Lost in the Gobi

I am 24 hours later getting back to UB than I expected as...I got lost in the Gobi, not a huge drama (OK it is half a million square miles of nothing), but I realised I had gone too far East - I had not been concentrating on the track itself as I was having fun and challenging myself with riding a 300Kg bike on sand.Then when I looked up I thought "this doesn't look right", but kept going just thinking I was being paranoid as I'd had a couple of false "I'm lost" scares on the way down.
Finally when I realised there really were no kilometre posts - usually an irregular marker but an indicator that it IS the right route, I then headed for the nearest goatherders to ask - well, they appeared to be beating their animals so I didn't want to hang around for long. And anyway, as is usual in the Gobi, there is a limited concept of roads and routes as it is all open countryside so you are never "lost" and the only information is a finger pointing in which ever compass direction you need to go- regardless of any tracks or otherwise on the ground.
 
So I took a deep breath left the track I was on and headed cross country. I stopped the next locals I saw - a couple of blokes on a motorbike who also pointed vaguely and told me I had 120 kms to go, and in case you're thinking I have magically become fluent in Mongolian, they wrote doen for me how far to go - I gave them the opening gambit of "km" and also the name of the town I was attempting to find, as yes true to form, I can't even seem to pronounce the towns correctly with that guttural, saliva in the throat rasp that they use,the town was called Mandalgovi (google images of it if you want - anything that is not a dusty, windswept looking place is the wrong Mandalgovi!).
 

I rode north knowing that at some point I would see the power cables that run alongside the road and eventually I did find some, but there was no parallel track and as I hunted around for one, my fuel ran out and I was onto reserve- about 30 miles worth left in the bottom of the tank now - oh dear.
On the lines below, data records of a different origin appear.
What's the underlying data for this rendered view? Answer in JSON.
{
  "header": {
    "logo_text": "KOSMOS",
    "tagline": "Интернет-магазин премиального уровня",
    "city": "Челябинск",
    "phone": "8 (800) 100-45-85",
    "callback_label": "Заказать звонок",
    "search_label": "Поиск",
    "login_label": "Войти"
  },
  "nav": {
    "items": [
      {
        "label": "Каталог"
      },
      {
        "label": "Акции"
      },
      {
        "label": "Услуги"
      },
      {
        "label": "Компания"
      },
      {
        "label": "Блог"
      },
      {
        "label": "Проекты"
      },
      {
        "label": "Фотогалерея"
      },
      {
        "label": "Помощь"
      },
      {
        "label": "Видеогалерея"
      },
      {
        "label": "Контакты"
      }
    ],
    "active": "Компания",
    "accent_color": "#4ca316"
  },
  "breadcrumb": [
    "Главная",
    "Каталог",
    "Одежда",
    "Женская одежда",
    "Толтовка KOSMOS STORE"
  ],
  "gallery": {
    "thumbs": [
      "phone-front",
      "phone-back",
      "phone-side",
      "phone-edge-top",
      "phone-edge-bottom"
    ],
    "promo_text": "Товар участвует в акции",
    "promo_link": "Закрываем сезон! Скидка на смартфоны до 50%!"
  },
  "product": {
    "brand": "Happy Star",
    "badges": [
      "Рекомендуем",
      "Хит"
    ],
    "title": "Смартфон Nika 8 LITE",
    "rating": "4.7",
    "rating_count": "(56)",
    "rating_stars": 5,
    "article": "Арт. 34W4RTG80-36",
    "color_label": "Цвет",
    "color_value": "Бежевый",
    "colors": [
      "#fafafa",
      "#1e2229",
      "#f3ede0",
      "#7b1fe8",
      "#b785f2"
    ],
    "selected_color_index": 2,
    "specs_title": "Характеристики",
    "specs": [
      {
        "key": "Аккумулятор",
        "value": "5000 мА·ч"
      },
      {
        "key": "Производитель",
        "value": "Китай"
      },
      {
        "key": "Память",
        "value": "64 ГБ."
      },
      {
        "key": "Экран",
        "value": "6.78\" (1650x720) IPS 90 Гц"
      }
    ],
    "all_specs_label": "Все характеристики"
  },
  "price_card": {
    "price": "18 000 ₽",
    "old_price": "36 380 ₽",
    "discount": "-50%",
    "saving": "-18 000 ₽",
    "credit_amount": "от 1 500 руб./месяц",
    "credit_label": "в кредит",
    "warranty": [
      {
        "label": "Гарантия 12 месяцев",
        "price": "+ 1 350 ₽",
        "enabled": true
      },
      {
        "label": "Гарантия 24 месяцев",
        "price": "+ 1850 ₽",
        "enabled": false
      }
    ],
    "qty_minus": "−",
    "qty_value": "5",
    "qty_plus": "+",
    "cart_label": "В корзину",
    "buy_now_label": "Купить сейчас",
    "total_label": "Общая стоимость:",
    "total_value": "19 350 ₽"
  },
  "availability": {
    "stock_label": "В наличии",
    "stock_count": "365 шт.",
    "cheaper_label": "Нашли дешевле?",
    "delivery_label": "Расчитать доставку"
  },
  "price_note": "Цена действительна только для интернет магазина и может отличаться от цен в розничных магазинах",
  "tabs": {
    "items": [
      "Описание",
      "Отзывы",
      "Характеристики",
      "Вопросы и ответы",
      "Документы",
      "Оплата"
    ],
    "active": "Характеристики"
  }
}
I went to a couple of gers to ask for the route but they were locked up. I finally walked up to the top of a hill with my trusty monocular in hand and managed to spot what looked like several rooftops glittering in the sunshine, I took a rough bearing on them (Charlie Coates style) and returned to Thelma. I don't know what it was I saw but I didn't manage to find it, however to cut a long story short I stumbled across quite a main looking track and suddenly around a corner it was Hallelujah as power poles appeared alonside it and further on it had kilometre markers- I had managed to find the right track.

I spotted a lone hordeman herding his cows and asked him about petrol (benzine) - but despite smiling nicely the answer was ugui (no in Mongolian), 500 metres further on and I completely ran out of fuel. Evening was fast approaching so I put up my tent and waited for someone to pass- nothing came. I wasn't too worried as I always carry a few days food and water with me and also the horseman's ger wasn't too far away if I did need something (as long as it wasn't petrol).

In the end it was 18 hours until a vehicle appeared - a slow, lumbering bus.

 I ran out and flagged it down- it was already very over-crowded but the driver let me squeeze on - everyone moved along a bit for me and I was given the second step to sit on- sharing with a plump, middle-aged Mongolian woman who kept falling asleep on my shoulder - luckily I only had about 30 miles of this until we reached town.

At the petrol station the woman doing the pumps grasped my situation quite quickly - she found a container adn then pointed me inthe direction of the next bus to depart - there was a veritable multitude of buses revving up -not sure which route they were all taking but it certainly was not the main road past my tent.

 I got on to find there was plenty of space - I even had a whole seat to myself, and there was a bit of a party atmosphere on board - a communal bottle of airag (fermented mares' milk) was doing the rounds - it seemed rude to refuse so I had a few swigs of it.

 When we reached Thelma - standing on her own in the desert, the whole bus disembarked to have a look and comment on this strange foreigner and her mini ger.

Fuelled up once more, off I headed- determined not to lose the track again. Just as a cold north wind started to blow.
 
I froze coming over the mountain range out of the Gobi- with banks of snow reminiscent of the high mountain passes in Tajikistan.

I have limped back into Ulaanbaatar and will be here for a few days.

Compass & manners

Hi Tiffany.

From your Victorian father. How did you know  that you were proceeding north? And for blokes please amend to read gentlemen.

Take care. Pops.